_WHAT THE TASK ASKS_
Find and copy the lines in the records beneath this task that contain the word "crack".

┏━━

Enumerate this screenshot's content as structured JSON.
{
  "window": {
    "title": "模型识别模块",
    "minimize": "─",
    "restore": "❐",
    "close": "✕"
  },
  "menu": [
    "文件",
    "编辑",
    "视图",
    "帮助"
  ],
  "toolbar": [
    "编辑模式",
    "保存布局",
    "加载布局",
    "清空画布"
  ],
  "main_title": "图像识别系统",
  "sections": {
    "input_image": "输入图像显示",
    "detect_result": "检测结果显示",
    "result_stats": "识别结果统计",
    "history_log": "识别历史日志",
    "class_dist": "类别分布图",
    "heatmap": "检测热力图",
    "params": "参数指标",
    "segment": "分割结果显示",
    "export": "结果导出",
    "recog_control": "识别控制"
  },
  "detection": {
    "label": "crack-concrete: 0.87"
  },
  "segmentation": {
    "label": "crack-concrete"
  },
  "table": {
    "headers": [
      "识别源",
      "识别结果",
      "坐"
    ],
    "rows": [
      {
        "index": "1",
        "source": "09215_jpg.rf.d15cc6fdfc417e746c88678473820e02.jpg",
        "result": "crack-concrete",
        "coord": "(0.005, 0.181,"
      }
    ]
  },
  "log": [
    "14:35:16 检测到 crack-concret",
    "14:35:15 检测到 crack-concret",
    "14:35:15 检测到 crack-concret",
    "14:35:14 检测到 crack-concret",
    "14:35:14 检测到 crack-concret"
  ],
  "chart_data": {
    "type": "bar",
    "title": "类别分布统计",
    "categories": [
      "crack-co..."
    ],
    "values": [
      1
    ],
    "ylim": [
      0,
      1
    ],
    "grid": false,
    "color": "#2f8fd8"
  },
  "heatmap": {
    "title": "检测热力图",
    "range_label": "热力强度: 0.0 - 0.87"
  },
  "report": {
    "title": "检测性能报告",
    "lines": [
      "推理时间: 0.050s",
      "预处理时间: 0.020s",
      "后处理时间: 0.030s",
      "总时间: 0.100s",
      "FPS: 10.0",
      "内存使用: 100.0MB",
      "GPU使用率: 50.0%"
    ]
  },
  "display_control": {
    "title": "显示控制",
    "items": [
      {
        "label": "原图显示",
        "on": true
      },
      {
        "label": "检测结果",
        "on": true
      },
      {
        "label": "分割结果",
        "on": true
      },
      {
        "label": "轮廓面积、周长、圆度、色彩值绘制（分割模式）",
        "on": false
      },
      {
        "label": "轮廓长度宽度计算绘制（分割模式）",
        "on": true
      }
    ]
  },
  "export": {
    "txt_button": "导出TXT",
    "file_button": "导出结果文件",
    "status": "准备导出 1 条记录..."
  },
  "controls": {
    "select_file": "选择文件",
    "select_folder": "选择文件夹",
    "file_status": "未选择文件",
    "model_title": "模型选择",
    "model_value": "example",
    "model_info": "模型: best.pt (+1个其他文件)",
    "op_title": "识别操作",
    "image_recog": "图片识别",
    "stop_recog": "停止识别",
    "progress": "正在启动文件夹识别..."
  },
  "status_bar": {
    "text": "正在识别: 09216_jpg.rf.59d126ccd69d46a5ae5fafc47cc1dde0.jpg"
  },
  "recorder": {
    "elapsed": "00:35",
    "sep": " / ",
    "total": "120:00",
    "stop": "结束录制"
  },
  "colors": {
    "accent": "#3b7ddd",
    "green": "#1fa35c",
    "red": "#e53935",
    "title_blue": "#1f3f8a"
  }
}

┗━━

_WRITTEN SOLUTION_
    "label": "crack-concrete: 0.87"
    "label": "crack-concrete"
        "result": "crack-concrete",
    "14:35:16 检测到 crack-concret",
    "14:35:15 检测到 crack-concret",
    "14:35:15 检测到 crack-concret",
    "14:35:14 检测到 crack-concret",
    "14:35:14 检测到 crack-concret"
      "crack-co..."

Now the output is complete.